What you have to do:
Find the line containing "Transcribe this image's", then output it and every line after it through the end of the listing below, exactly as written.

== Records supplied

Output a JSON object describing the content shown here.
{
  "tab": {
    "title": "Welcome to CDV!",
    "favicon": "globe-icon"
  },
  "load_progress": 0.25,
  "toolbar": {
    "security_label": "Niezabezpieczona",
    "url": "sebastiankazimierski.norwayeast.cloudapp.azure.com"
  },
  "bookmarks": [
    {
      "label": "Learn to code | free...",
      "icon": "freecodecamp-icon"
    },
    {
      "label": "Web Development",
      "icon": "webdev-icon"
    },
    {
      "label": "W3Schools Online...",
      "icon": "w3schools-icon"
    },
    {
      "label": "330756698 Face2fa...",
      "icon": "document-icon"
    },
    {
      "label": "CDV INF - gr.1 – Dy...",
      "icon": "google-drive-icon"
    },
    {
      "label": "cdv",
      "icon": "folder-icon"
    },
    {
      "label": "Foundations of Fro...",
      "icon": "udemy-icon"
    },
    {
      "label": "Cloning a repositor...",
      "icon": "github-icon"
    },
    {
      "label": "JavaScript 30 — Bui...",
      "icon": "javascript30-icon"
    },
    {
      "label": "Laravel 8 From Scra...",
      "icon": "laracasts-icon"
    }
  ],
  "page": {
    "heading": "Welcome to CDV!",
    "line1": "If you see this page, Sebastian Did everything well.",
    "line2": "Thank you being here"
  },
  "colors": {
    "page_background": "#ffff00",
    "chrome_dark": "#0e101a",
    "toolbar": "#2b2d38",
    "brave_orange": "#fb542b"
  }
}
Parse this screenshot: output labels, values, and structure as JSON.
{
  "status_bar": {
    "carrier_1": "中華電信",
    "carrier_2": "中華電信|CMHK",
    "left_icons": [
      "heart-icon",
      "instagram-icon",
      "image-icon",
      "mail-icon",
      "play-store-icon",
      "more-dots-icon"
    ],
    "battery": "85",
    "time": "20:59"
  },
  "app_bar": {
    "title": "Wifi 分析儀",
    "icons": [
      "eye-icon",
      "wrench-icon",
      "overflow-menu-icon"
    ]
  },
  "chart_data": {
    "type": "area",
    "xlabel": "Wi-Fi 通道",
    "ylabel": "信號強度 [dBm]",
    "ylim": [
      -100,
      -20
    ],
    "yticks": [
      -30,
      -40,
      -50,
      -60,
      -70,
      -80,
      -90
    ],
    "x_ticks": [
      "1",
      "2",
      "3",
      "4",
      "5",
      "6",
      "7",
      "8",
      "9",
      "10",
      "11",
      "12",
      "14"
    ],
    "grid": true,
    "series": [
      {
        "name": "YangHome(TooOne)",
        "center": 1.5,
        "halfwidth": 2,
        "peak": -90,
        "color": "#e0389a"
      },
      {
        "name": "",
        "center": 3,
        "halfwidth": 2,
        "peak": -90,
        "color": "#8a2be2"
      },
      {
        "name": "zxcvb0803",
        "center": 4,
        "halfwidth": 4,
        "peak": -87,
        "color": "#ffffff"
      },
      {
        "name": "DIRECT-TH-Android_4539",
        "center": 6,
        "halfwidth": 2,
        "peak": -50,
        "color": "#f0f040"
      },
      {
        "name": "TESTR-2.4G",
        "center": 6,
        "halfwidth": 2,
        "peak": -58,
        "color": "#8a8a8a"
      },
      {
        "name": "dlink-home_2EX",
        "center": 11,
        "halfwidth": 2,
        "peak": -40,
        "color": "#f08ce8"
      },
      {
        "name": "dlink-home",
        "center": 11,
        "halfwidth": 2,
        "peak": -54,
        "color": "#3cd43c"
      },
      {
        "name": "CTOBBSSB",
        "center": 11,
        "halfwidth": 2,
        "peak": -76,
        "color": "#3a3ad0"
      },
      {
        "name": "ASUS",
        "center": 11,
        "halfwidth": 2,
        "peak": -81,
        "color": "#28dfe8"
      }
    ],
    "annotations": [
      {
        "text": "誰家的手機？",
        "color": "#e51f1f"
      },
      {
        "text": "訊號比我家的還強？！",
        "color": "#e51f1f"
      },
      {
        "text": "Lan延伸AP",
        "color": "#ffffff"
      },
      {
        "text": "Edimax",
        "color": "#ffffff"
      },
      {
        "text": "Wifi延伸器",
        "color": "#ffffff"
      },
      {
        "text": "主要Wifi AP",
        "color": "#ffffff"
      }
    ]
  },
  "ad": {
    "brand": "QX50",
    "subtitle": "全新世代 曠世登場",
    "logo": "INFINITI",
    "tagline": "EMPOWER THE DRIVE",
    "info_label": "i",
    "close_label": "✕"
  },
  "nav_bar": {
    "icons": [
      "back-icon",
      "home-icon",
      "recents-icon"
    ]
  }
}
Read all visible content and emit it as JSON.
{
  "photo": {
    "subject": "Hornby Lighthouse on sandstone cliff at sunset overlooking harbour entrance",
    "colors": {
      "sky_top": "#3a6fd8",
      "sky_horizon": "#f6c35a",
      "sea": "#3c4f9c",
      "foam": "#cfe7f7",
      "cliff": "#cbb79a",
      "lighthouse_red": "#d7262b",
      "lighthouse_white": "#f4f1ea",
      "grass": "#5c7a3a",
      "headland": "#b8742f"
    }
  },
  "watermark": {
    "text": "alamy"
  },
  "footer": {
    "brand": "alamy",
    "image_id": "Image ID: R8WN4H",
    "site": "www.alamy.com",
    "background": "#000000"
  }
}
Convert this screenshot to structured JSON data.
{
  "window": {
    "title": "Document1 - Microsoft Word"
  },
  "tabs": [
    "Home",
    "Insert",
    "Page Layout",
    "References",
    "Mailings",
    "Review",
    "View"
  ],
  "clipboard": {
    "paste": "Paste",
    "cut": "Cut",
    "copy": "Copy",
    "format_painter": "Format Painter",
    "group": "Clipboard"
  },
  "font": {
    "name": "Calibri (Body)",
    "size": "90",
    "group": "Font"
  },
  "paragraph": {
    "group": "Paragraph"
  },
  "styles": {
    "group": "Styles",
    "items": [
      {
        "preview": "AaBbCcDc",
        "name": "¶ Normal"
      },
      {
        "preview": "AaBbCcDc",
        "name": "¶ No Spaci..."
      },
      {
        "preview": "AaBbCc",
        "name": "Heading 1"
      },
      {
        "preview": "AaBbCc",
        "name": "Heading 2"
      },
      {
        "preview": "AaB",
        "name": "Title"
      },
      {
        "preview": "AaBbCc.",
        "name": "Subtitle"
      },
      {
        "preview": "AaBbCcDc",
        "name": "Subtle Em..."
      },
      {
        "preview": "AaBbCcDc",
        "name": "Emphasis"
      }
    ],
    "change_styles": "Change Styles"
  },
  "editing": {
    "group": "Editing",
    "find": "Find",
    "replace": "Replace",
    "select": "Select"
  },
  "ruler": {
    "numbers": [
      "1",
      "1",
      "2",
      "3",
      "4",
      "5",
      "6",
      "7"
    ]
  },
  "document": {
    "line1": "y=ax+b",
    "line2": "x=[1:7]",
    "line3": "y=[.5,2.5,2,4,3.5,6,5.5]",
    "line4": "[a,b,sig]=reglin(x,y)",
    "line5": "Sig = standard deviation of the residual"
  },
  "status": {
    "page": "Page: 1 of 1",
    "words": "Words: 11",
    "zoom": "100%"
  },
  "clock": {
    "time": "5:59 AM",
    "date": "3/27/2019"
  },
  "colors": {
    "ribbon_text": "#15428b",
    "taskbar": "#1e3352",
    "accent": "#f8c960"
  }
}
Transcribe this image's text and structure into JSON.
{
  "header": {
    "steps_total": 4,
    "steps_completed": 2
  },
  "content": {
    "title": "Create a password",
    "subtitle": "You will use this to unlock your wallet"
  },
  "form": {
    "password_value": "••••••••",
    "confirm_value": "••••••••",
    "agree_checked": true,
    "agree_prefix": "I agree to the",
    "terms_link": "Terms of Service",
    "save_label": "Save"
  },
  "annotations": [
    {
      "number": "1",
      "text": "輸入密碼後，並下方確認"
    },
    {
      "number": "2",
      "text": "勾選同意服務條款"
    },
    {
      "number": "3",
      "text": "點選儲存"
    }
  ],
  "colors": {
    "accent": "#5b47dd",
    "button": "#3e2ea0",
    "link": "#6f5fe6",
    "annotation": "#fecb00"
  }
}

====

Answer to this task:
Transcribe this image's text and structure into JSON.
{
  "header": {
    "steps_total": 4,
    "steps_completed": 2
  },
  "content": {
    "title": "Create a password",
    "subtitle": "You will use this to unlock your wallet"
  },
  "form": {
    "password_value": "••••••••",
    "confirm_value": "••••••••",
    "agree_checked": true,
    "agree_prefix": "I agree to the",
    "terms_link": "Terms of Service",
    "save_label": "Save"
  },
  "annotations": [
    {
      "number": "1",
      "text": "輸入密碼後，並下方確認"
    },
    {
      "number": "2",
      "text": "勾選同意服務條款"
    },
    {
      "number": "3",
      "text": "點選儲存"
    }
  ],
  "colors": {
    "accent": "#5b47dd",
    "button": "#3e2ea0",
    "link": "#6f5fe6",
    "annotation": "#fecb00"
  }
}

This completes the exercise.